We had an interesting ignition session with a number of talented talent managers. To prepare for the session we looked at a wide range of titles.
“New Normal” and “The connected company”
From “New Normal” to “The connected company”. Which is about the way your organised as a company (small is beautiful), how meaning, values and mission are crucial and how new technology behaviours need to be embedded into your organisation. The BYOD movement and “Hacking work” as examples. Your legacy systems are not relevant to generation Einstein.
“Marketing 3.0” and “Workplace 2020”
In anything to do with HRM, “Marketing 3.0” and “Workplace 2020” cannot be ignored. HRM is the new marketing. Extreme transparency through social media makes every person in your company a carrier of your brand. Terms like sense-making, adaptive thinking, new media literacy, transdisciplinarity and cognitive load management become important. Digital natives have that in abundance, digital immigrant will have problems keeping up.
Opened a very interesting discussion about Generation Einstein, gamification of work (Warcraft as a recruitment tool is only the beginning), “The Shallows” and how to manage an origination with people that have a constant attention deficit.
“The second machine age” and “Shift”
Technology and Moore’s law was covered through “The second machine age” and we picked that because it gives a counter weight to the notion that there is a war for talent. If you belief some of the stats 45% of all jobs are under threat and you are lucky to have one. That puts talent management in a very different context. Retention will become less of an issue. The dark side of “Shits”

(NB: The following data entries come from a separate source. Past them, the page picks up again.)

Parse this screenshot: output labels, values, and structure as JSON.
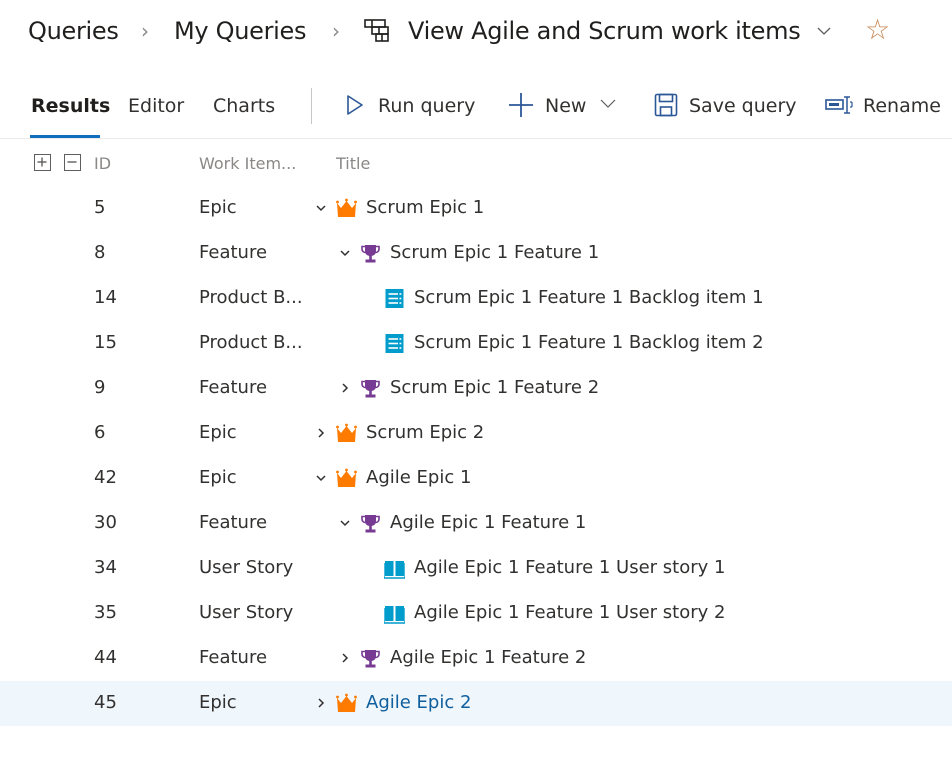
{
  "breadcrumb": {
    "items": [
      "Queries",
      "My Queries"
    ],
    "query_title": "View Agile and Scrum work items",
    "query_icon": "tree-query-icon",
    "favorite_icon": "star-outline-icon"
  },
  "tabs": [
    {
      "label": "Results",
      "active": true
    },
    {
      "label": "Editor",
      "active": false
    },
    {
      "label": "Charts",
      "active": false
    }
  ],
  "commands": [
    {
      "label": "Run query",
      "icon": "play-icon"
    },
    {
      "label": "New",
      "icon": "plus-icon",
      "has_dropdown": true
    },
    {
      "label": "Save query",
      "icon": "save-icon"
    },
    {
      "label": "Rename",
      "icon": "rename-icon"
    }
  ],
  "columns": {
    "expand_all_icon": "expand-all-icon",
    "collapse_all_icon": "collapse-all-icon",
    "id": "ID",
    "type": "Work Item...",
    "title": "Title"
  },
  "colors": {
    "epic": "#ff7b00",
    "feature": "#773b93",
    "backlog_item": "#009ccc",
    "user_story": "#009ccc",
    "accent": "#106ebe",
    "selected_row": "#eff6fc",
    "star": "#c8854f"
  },
  "rows": [
    {
      "id": "5",
      "type": "Epic",
      "title": "Scrum Epic 1",
      "level": 0,
      "expander": "expanded",
      "icon": "crown-icon"
    },
    {
      "id": "8",
      "type": "Feature",
      "title": "Scrum Epic 1 Feature 1",
      "level": 1,
      "expander": "expanded",
      "icon": "trophy-icon"
    },
    {
      "id": "14",
      "type": "Product B...",
      "title": "Scrum Epic 1 Feature 1 Backlog item 1",
      "level": 2,
      "expander": "none",
      "icon": "backlog-item-icon"
    },
    {
      "id": "15",
      "type": "Product B...",
      "title": "Scrum Epic 1 Feature 1 Backlog item 2",
      "level": 2,
      "expander": "none",
      "icon": "backlog-item-icon"
    },
    {
      "id": "9",
      "type": "Feature",
      "title": "Scrum Epic 1 Feature 2",
      "level": 1,
      "expander": "collapsed",
      "icon": "trophy-icon"
    },
    {
      "id": "6",
      "type": "Epic",
      "title": "Scrum Epic 2",
      "level": 0,
      "expander": "collapsed",
      "icon": "crown-icon"
    },
    {
      "id": "42",
      "type": "Epic",
      "title": "Agile Epic 1",
      "level": 0,
      "expander": "expanded",
      "icon": "crown-icon"
    },
    {
      "id": "30",
      "type": "Feature",
      "title": "Agile Epic 1 Feature 1",
      "level": 1,
      "expander": "expanded",
      "icon": "trophy-icon"
    },
    {
      "id": "34",
      "type": "User Story",
      "title": "Agile Epic 1 Feature 1 User story 1",
      "level": 2,
      "expander": "none",
      "icon": "book-icon"
    },
    {
      "id": "35",
      "type": "User Story",
      "title": "Agile Epic 1 Feature 1 User story 2",
      "level": 2,
      "expander": "none",
      "icon": "book-icon"
    },
    {
      "id": "44",
      "type": "Feature",
      "title": "Agile Epic 1 Feature 2",
      "level": 1,
      "expander": "collapsed",
      "icon": "trophy-icon"
    },
    {
      "id": "45",
      "type": "Epic",
      "title": "Agile Epic 2",
      "level": 0,
      "expander": "collapsed",
      "icon": "crown-icon",
      "selected": true
    }
  ]
}
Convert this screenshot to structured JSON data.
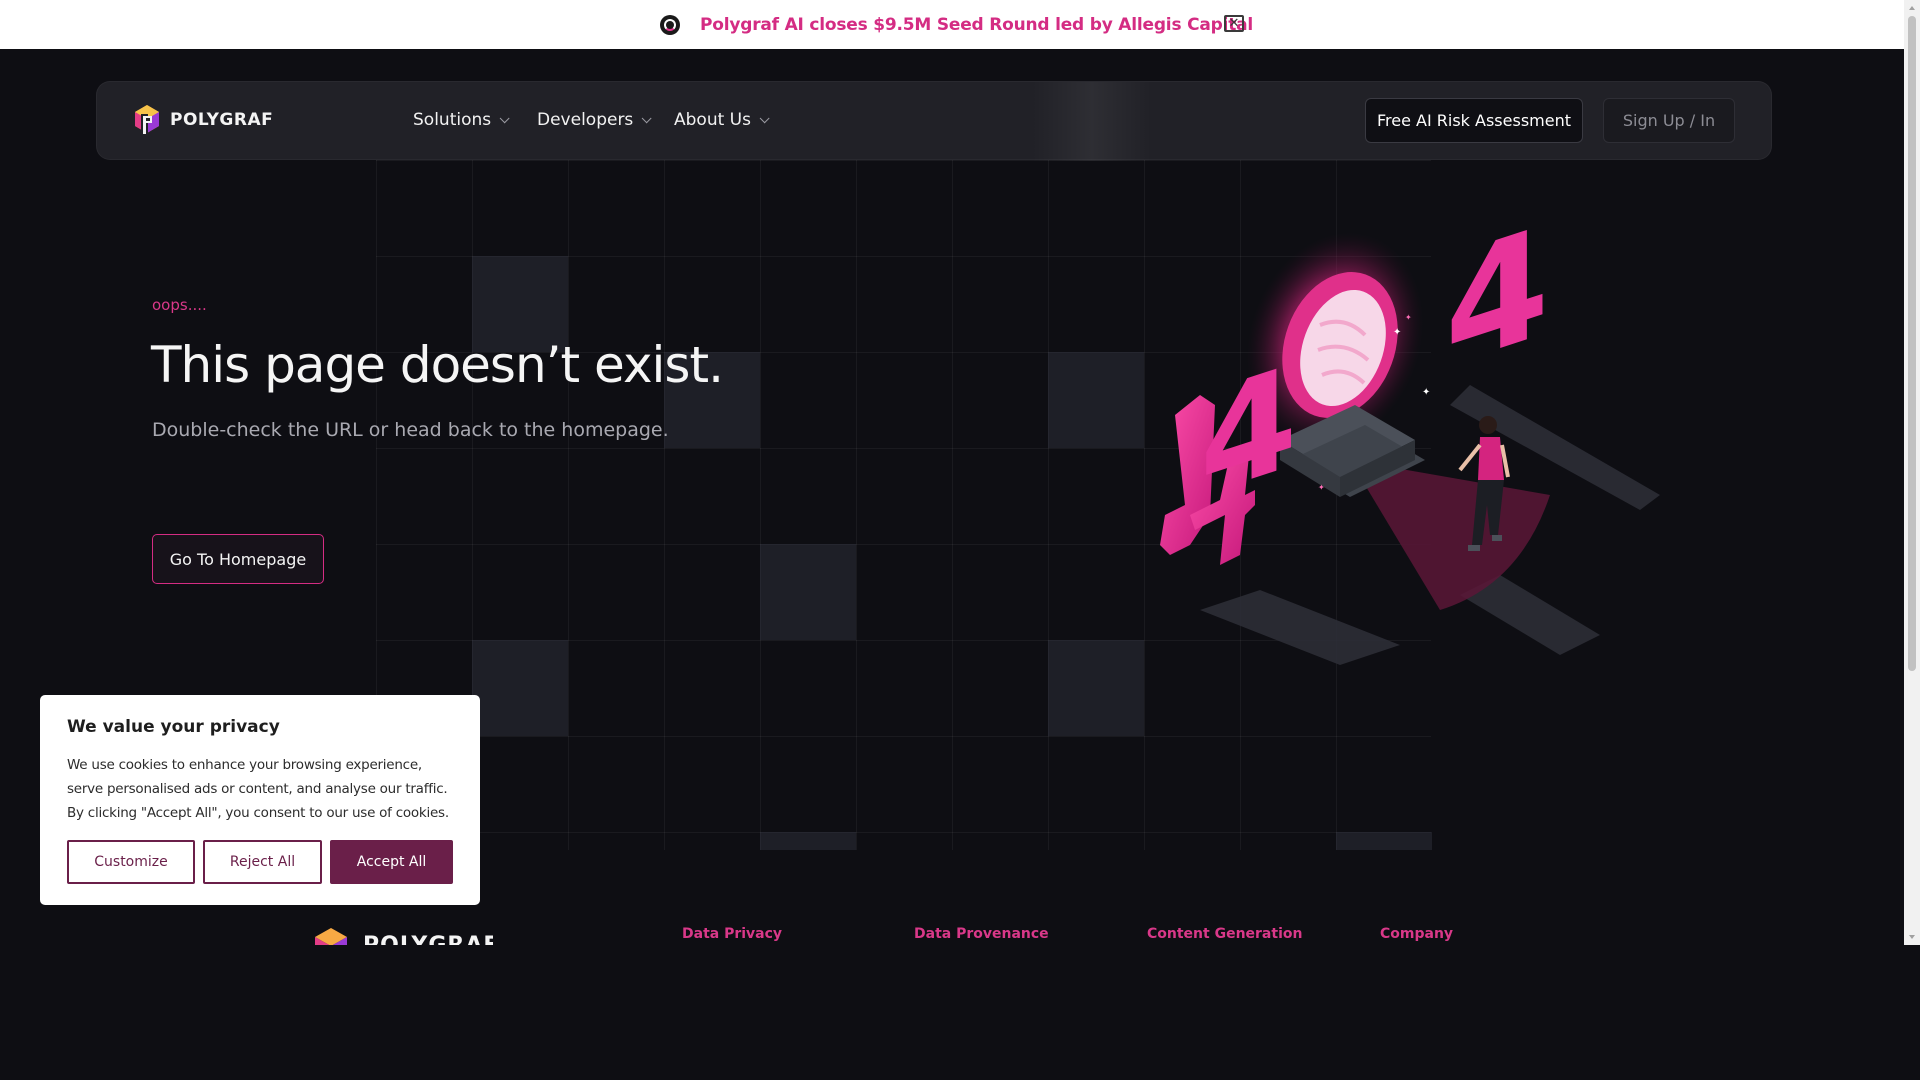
{
  "announcement": {
    "text": "Polygraf AI closes $9.5M Seed Round led by Allegis Capital",
    "close_glyph": "✕"
  },
  "nav": {
    "logo_text": "POLYGRAF",
    "items": [
      {
        "label": "Solutions"
      },
      {
        "label": "Developers"
      },
      {
        "label": "About Us"
      }
    ],
    "cta_primary": "Free AI Risk Assessment",
    "cta_secondary": "Sign Up / In"
  },
  "hero": {
    "eyebrow": "oops....",
    "title": "This page doesn’t exist.",
    "subtitle": "Double-check the URL or head back to the homepage.",
    "button": "Go To Homepage"
  },
  "illustration": {
    "digits": [
      "4",
      "0",
      "4"
    ]
  },
  "cookie": {
    "title": "We value your privacy",
    "body": "We use cookies to enhance your browsing experience, serve personalised ads or content, and analyse our traffic. By clicking \"Accept All\", you consent to our use of cookies.",
    "customize": "Customize",
    "reject": "Reject All",
    "accept": "Accept All"
  },
  "footer": {
    "logo_text": "POLYGRAF",
    "columns": [
      {
        "label": "Data Privacy"
      },
      {
        "label": "Data Provenance"
      },
      {
        "label": "Content Generation"
      },
      {
        "label": "Company"
      }
    ]
  },
  "colors": {
    "accent": "#d42c83",
    "cookie_accent": "#6a1f49",
    "background": "#0e0e13",
    "navbar": "#212127"
  }
}
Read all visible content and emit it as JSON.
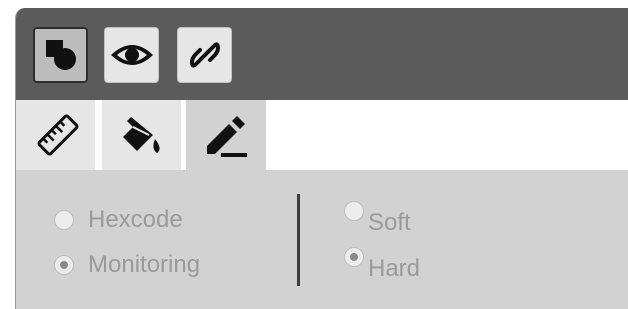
{
  "toolbar": {
    "buttons": [
      {
        "icon": "shapes-icon",
        "active": true
      },
      {
        "icon": "eye-icon",
        "active": false
      },
      {
        "icon": "link-icon",
        "active": false
      }
    ]
  },
  "tabs": [
    {
      "icon": "ruler-icon",
      "active": false
    },
    {
      "icon": "paint-bucket-icon",
      "active": false
    },
    {
      "icon": "pencil-icon",
      "active": true
    }
  ],
  "options": {
    "group1": [
      {
        "label": "Hexcode",
        "checked": false
      },
      {
        "label": "Monitoring",
        "checked": true
      }
    ],
    "group2": [
      {
        "label": "Soft",
        "checked": false
      },
      {
        "label": "Hard",
        "checked": true
      }
    ]
  },
  "colors": {
    "toolbar_bg": "#5b5b5b",
    "panel_bg": "#d2d2d2",
    "tab_bg": "#e6e6e6",
    "label_text": "#9a9a9a",
    "icon": "#111111"
  }
}
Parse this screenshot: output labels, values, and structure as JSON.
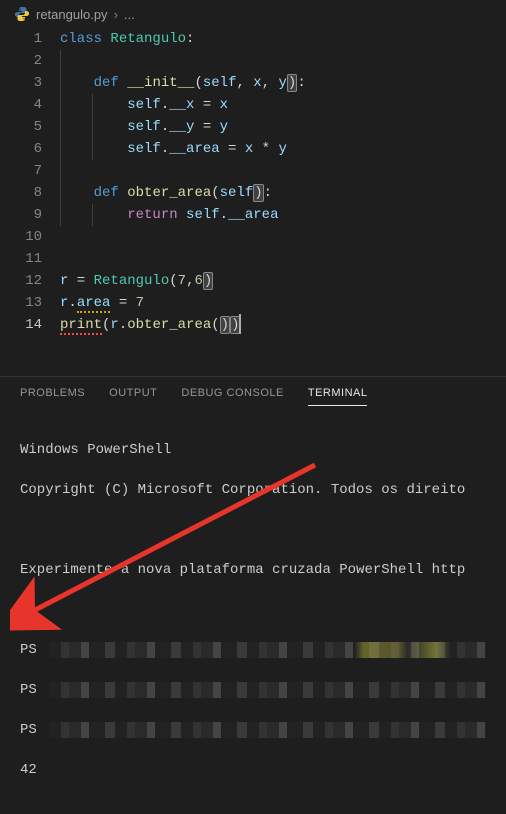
{
  "breadcrumb": {
    "filename": "retangulo.py",
    "overflow": "..."
  },
  "editor": {
    "lines": {
      "l1": {
        "kw": "class",
        "name": "Retangulo",
        "colon": ":"
      },
      "l3": {
        "kw": "def",
        "name": "__init__",
        "params_open": "(",
        "self": "self",
        "c1": ", ",
        "p1": "x",
        "c2": ", ",
        "p2": "y",
        "params_close": ")",
        "colon": ":"
      },
      "l4": {
        "self": "self",
        "dot": ".",
        "attr": "__x",
        "eq": " = ",
        "rhs": "x"
      },
      "l5": {
        "self": "self",
        "dot": ".",
        "attr": "__y",
        "eq": " = ",
        "rhs": "y"
      },
      "l6": {
        "self": "self",
        "dot": ".",
        "attr": "__area",
        "eq": " = ",
        "a": "x",
        "op": " * ",
        "b": "y"
      },
      "l8": {
        "kw": "def",
        "name": "obter_area",
        "params_open": "(",
        "self": "self",
        "params_close": ")",
        "colon": ":"
      },
      "l9": {
        "kw": "return",
        "sp": " ",
        "self": "self",
        "dot": ".",
        "attr": "__area"
      },
      "l12": {
        "var": "r",
        "eq": " = ",
        "cls": "Retangulo",
        "open": "(",
        "a": "7",
        "c": ",",
        "b": "6",
        "close": ")"
      },
      "l13": {
        "var": "r",
        "dot": ".",
        "attr": "area",
        "eq": " = ",
        "val": "7"
      },
      "l14": {
        "fn": "print",
        "open": "(",
        "var": "r",
        "dot": ".",
        "method": "obter_area",
        "open2": "(",
        "close2": ")",
        "close": ")"
      }
    },
    "line_numbers": [
      "1",
      "2",
      "3",
      "4",
      "5",
      "6",
      "7",
      "8",
      "9",
      "10",
      "11",
      "12",
      "13",
      "14"
    ]
  },
  "panel": {
    "tabs": {
      "problems": "PROBLEMS",
      "output": "OUTPUT",
      "debug": "DEBUG CONSOLE",
      "terminal": "TERMINAL"
    }
  },
  "terminal": {
    "banner1": "Windows PowerShell",
    "banner2": "Copyright (C) Microsoft Corporation. Todos os direito",
    "banner3": "Experimente a nova plataforma cruzada PowerShell http",
    "prompt": "PS ",
    "output": "42"
  }
}
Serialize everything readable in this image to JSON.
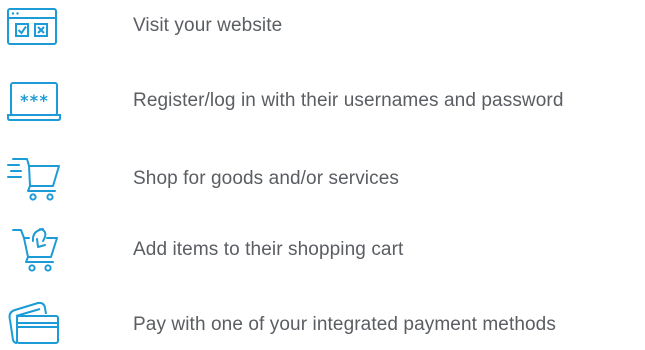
{
  "steps": [
    {
      "label": "Visit your website",
      "icon": "browser-checkbox-icon"
    },
    {
      "label": "Register/log in with their usernames and password",
      "icon": "laptop-password-icon"
    },
    {
      "label": "Shop for goods and/or services",
      "icon": "fast-shopping-cart-icon"
    },
    {
      "label": "Add items to their shopping cart",
      "icon": "add-to-cart-icon"
    },
    {
      "label": "Pay with one of your integrated payment methods",
      "icon": "credit-card-icon"
    }
  ],
  "colors": {
    "icon": "#1c9bd6",
    "text": "#5a5d62"
  }
}
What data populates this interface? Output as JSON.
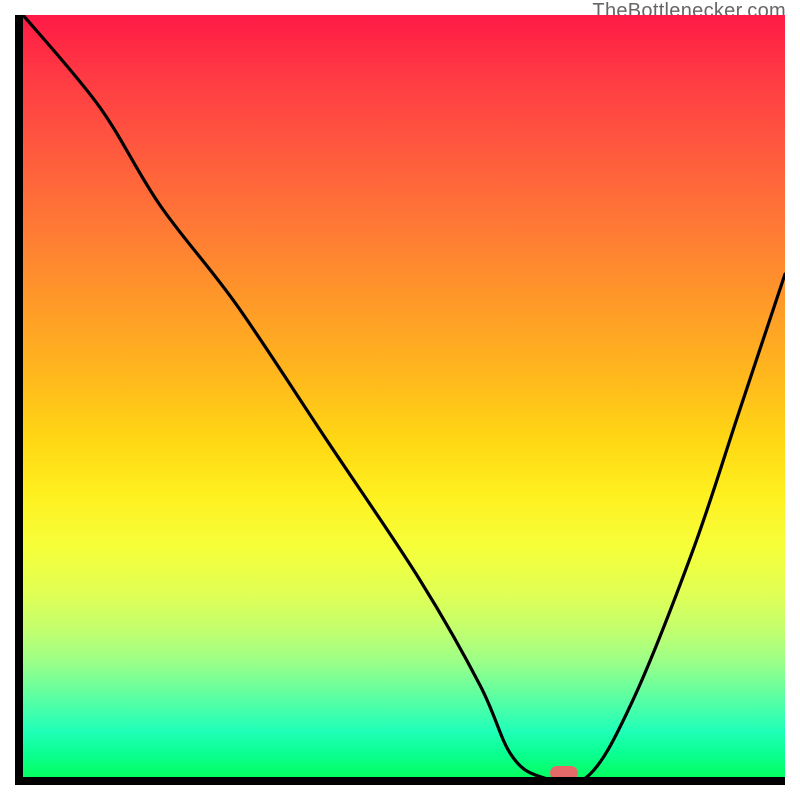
{
  "watermark": "TheBottlenecker.com",
  "chart_data": {
    "type": "line",
    "title": "",
    "xlabel": "",
    "ylabel": "",
    "xlim": [
      0,
      100
    ],
    "ylim": [
      0,
      100
    ],
    "background": "rainbow-gradient",
    "gradient_stops": [
      {
        "pos": 0,
        "color": "#ff1a45"
      },
      {
        "pos": 100,
        "color": "#05ff60"
      }
    ],
    "series": [
      {
        "name": "bottleneck-curve",
        "x": [
          0,
          10,
          18,
          28,
          40,
          52,
          60,
          64,
          68,
          74,
          80,
          88,
          94,
          100
        ],
        "y": [
          100,
          88,
          75,
          62,
          44,
          26,
          12,
          3,
          0,
          0,
          10,
          30,
          48,
          66
        ]
      }
    ],
    "marker": {
      "x": 71,
      "y": 0,
      "color": "#e46a6a"
    }
  }
}
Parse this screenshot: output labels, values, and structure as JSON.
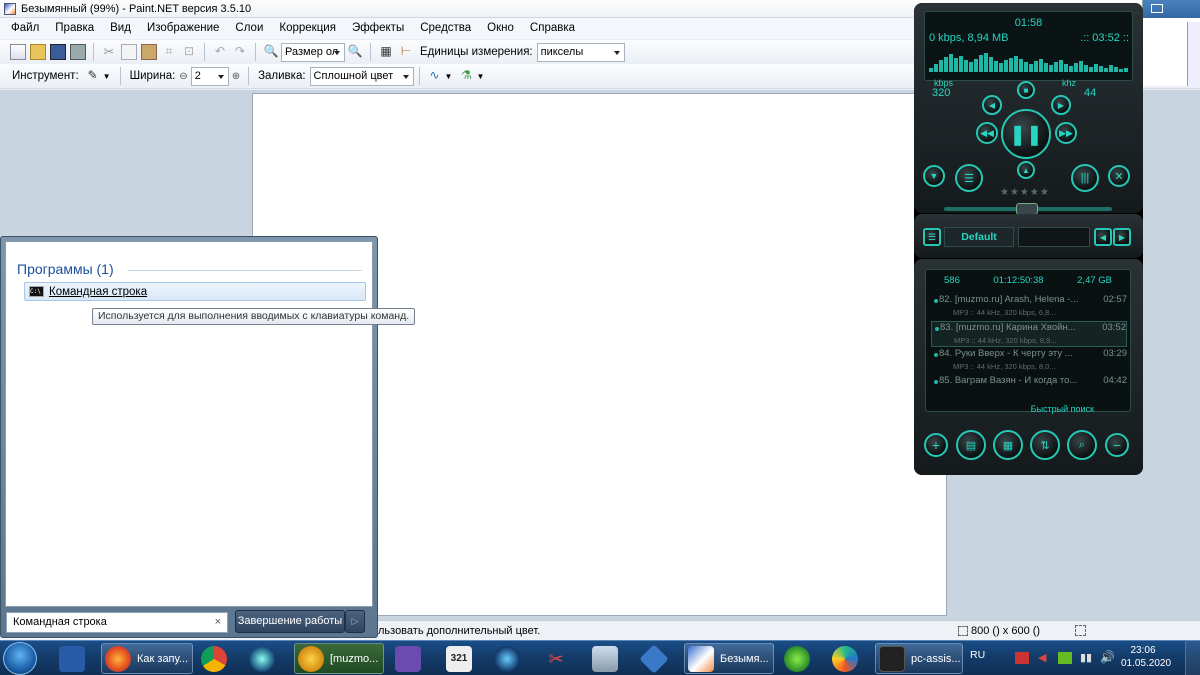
{
  "paint": {
    "title": "Безымянный (99%) - Paint.NET версия 3.5.10",
    "menu": [
      "Файл",
      "Правка",
      "Вид",
      "Изображение",
      "Слои",
      "Коррекция",
      "Эффекты",
      "Средства",
      "Окно",
      "Справка"
    ],
    "toolbar": {
      "zoom_value": "Размер ол",
      "units_label": "Единицы измерения:",
      "units_value": "пикселы",
      "tool_label": "Инструмент:",
      "width_label": "Ширина:",
      "width_value": "2",
      "fill_label": "Заливка:",
      "fill_value": "Сплошной цвет"
    },
    "status": {
      "hint": "льзовать дополнительный цвет.",
      "size": "800 () x 600 ()"
    }
  },
  "startmenu": {
    "section_title": "Программы (1)",
    "result_label": "Командная строка",
    "tooltip": "Используется для выполнения вводимых с клавиатуры команд.",
    "search_value": "Командная строка",
    "clear_glyph": "×",
    "shutdown_label": "Завершение работы",
    "shutdown_arrow": "▷"
  },
  "aimp": {
    "time": "01:58",
    "info_left": "0 kbps, 8,94 MB",
    "info_right": ".:: 03:52 ::",
    "kbps_label": "kbps",
    "khz_label": "khz",
    "bitrate": "320",
    "samplerate": "44",
    "rating": "★★★★★",
    "preset": "Default",
    "playlist": {
      "count": "586",
      "duration": "01:12:50:38",
      "size": "2,47 GB",
      "items": [
        {
          "title": "82. [muzmo.ru] Arash, Helena -...",
          "time": "02:57",
          "meta": "MP3 :: 44 kHz, 320 kbps, 6,8..."
        },
        {
          "title": "83. [muzmo.ru] Карина Хвойн...",
          "time": "03:52",
          "meta": "MP3 :: 44 kHz, 320 kbps, 8,9..."
        },
        {
          "title": "84. Руки Вверх - К черту эту ...",
          "time": "03:29",
          "meta": "MP3 :: 44 kHz, 320 kbps, 8,0..."
        },
        {
          "title": "85. Ваграм Вазян - И когда то...",
          "time": "04:42",
          "meta": ""
        }
      ],
      "quick_search": "Быстрый поиск"
    }
  },
  "taskbar": {
    "buttons": [
      "Как запу...",
      "[muzmo...",
      "Безымя...",
      "pc-assis..."
    ],
    "lang": "RU",
    "time": "23:06",
    "date": "01.05.2020"
  },
  "colors": {
    "accent": "#26d6c2",
    "taskbar": "#143c6a",
    "link": "#1e4f9c"
  }
}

“Mavericks at work”
We almost throw into any session the book “Mavericks at work”, which is about the importance of passion and passion as the real USP of every organisation.
“Bioteams” and “Beyond performance management”
In between, we covered “Bioteams”. What can we learn on how cells communicate and organise themselves? In some ways “Bioteams” is not that dissimilar to “The connected company” or “The starfish and the spider”. It is all about an organisation that is fluid and extremely adaptable. “Beyond performance management” talks about how most of the systems applied do not work. Adobe spend 80,000 hours on performance management with no measurable benefit. They scrapped it. You should too.
“Employees first, customers second”
“Employees first, customers second” shows how performance management was put on it head and focussed on the serving manager and full transparency and accountability of management to their staff. With 60,000 staff, across all continents. If they can do it, so can you.
“Talent is overrated” and “The rare find”
Some books like “Talent is overrated” (it is about 10,000 hours) and “The rare find” (read CV upside down and ignore character at your peril) were not even covered, due to lack of time.
We ended with our favourite, which is “Talent masters”. Without talent you are nothing, everything is about talent and if talent is not a agenda item on every executive meeting at all layers of the organisation, you are creating a big problem. Your organisation is not living and breathing talent.
We closed with the 3 questions that every employee (including talent) asks:
- How am I doing?
- What is my career path?
- How does what I do matter?
And we think that the third question is the key question. Straight from “The Strategist”. Meaning, values and culture is everything. Which shows that talent management, HRM, marketing and strategy are all very closely interlinked.
Which is confirmed by the anti-book we always throw in for good measure, titled “Business exposed”, which states that talent is more than overrated. It does not work. It is the soft capital in an organisation that enables people to flourish. It is culture and passion that drive top performance, not people.